I too fell in love with the music and the story. Here is a modern re-telling of the impact the coming of Christ can have on very real people facing very real challenges in their very real lives. This is not some kind of Christmas-lite, "feel-good", pseudo-religious piece of programming. A single mother raising a handicapped child living in extreme poverty and about to go on the streets encounters a chance to steal some gold to turn their lives around. Instead, through the love and the dreams of the kings and her own innate generosity and that of her son, a miracle takes place. Their lives are changed, not because they now will have money to do whatever they want, but because the unseen Christ has come freely to them and affected the choices that they make.
Perhaps you have never heard of this opera these days. Or, conversely, perhaps you've heard of it too much and consider merely a piece of Christmas fluff. In any case, I offer it to you for your reconsideration. Let yourself be swept away by some of the must beautiful music written (for example, the Mother's aria, or the quartet she sings with the kings as they ask "Have you seen a child?" and she describes Amahl to them). We should then ask ourselves: How is the coming of Christ into my life being felt in very real, concrete ways in the lives of the people around me?

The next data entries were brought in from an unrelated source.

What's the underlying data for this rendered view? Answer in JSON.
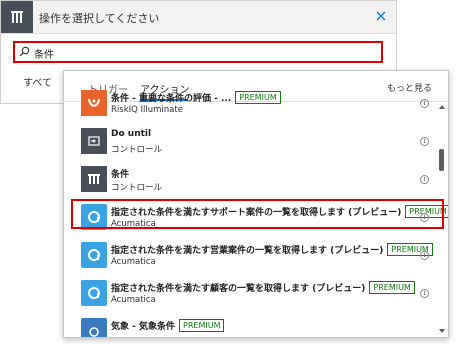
{
  "dialog": {
    "title": "操作を選択してください",
    "search_value": "条件",
    "tab_all": "すべて"
  },
  "panel": {
    "tabs": [
      {
        "label": "トリガー",
        "active": false
      },
      {
        "label": "アクション",
        "active": true
      }
    ],
    "more_label": "もっと見る",
    "rows": [
      {
        "name": "条件 - 重要な条件の評価 - ...",
        "subtitle": "RiskIQ Illuminate",
        "badge": "PREMIUM",
        "icon": "riskiq-icon"
      },
      {
        "name": "Do until",
        "subtitle": "コントロール",
        "badge": "",
        "icon": "loop-icon"
      },
      {
        "name": "条件",
        "subtitle": "コントロール",
        "badge": "",
        "icon": "condition-icon"
      },
      {
        "name": "指定された条件を満たすサポート案件の一覧を取得します (プレビュー)",
        "subtitle": "Acumatica",
        "badge": "PREMIUM",
        "icon": "acumatica-icon"
      },
      {
        "name": "指定された条件を満たす営業案件の一覧を取得します (プレビュー)",
        "subtitle": "Acumatica",
        "badge": "PREMIUM",
        "icon": "acumatica-icon"
      },
      {
        "name": "指定された条件を満たす顧客の一覧を取得します (プレビュー)",
        "subtitle": "Acumatica",
        "badge": "PREMIUM",
        "icon": "acumatica-icon"
      },
      {
        "name": "気象 - 気象条件",
        "subtitle": "",
        "badge": "PREMIUM",
        "icon": "weather-icon"
      }
    ]
  },
  "colors": {
    "accent": "#0078d4",
    "highlight": "#e00000",
    "premium": "#107c10",
    "control": "#484f58",
    "riskiq": "#e8642a",
    "acumatica": "#3aa3e3",
    "weather": "#3a7bbf"
  }
}
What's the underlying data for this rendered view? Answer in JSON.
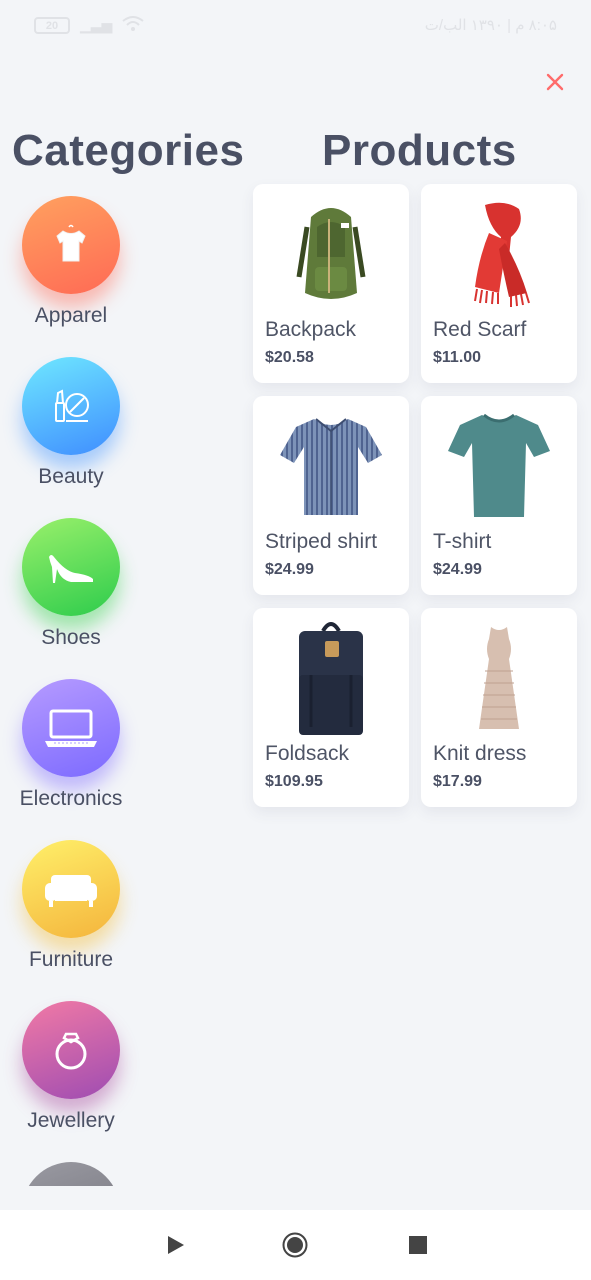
{
  "status_bar": {
    "battery": "20",
    "time_text": "۸:۰۵ م | ۱۳۹۰ الب/ت"
  },
  "close_icon": "close-icon",
  "headings": {
    "categories": "Categories",
    "products": "Products"
  },
  "categories": [
    {
      "label": "Apparel",
      "icon": "shirt-icon"
    },
    {
      "label": "Beauty",
      "icon": "makeup-icon"
    },
    {
      "label": "Shoes",
      "icon": "high-heel-icon"
    },
    {
      "label": "Electronics",
      "icon": "laptop-icon"
    },
    {
      "label": "Furniture",
      "icon": "sofa-icon"
    },
    {
      "label": "Jewellery",
      "icon": "ring-icon"
    }
  ],
  "products": [
    {
      "name": "Backpack",
      "price": "$20.58",
      "image": "backpack-image"
    },
    {
      "name": "Red Scarf",
      "price": "$11.00",
      "image": "scarf-image"
    },
    {
      "name": "Striped shirt",
      "price": "$24.99",
      "image": "striped-shirt-image"
    },
    {
      "name": "T-shirt",
      "price": "$24.99",
      "image": "tshirt-image"
    },
    {
      "name": "Foldsack",
      "price": "$109.95",
      "image": "foldsack-image"
    },
    {
      "name": "Knit dress",
      "price": "$17.99",
      "image": "knit-dress-image"
    }
  ],
  "nav_bar": {
    "back": "play-icon",
    "home": "circle-home-icon",
    "recents": "square-icon"
  },
  "colors": {
    "background": "#f3f5f8",
    "text": "#4a5064",
    "close": "#ff6b6b"
  }
}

What miracles is the unseen Christ willing to work through us? "Lift up your heads and see: your redemption is near at hand."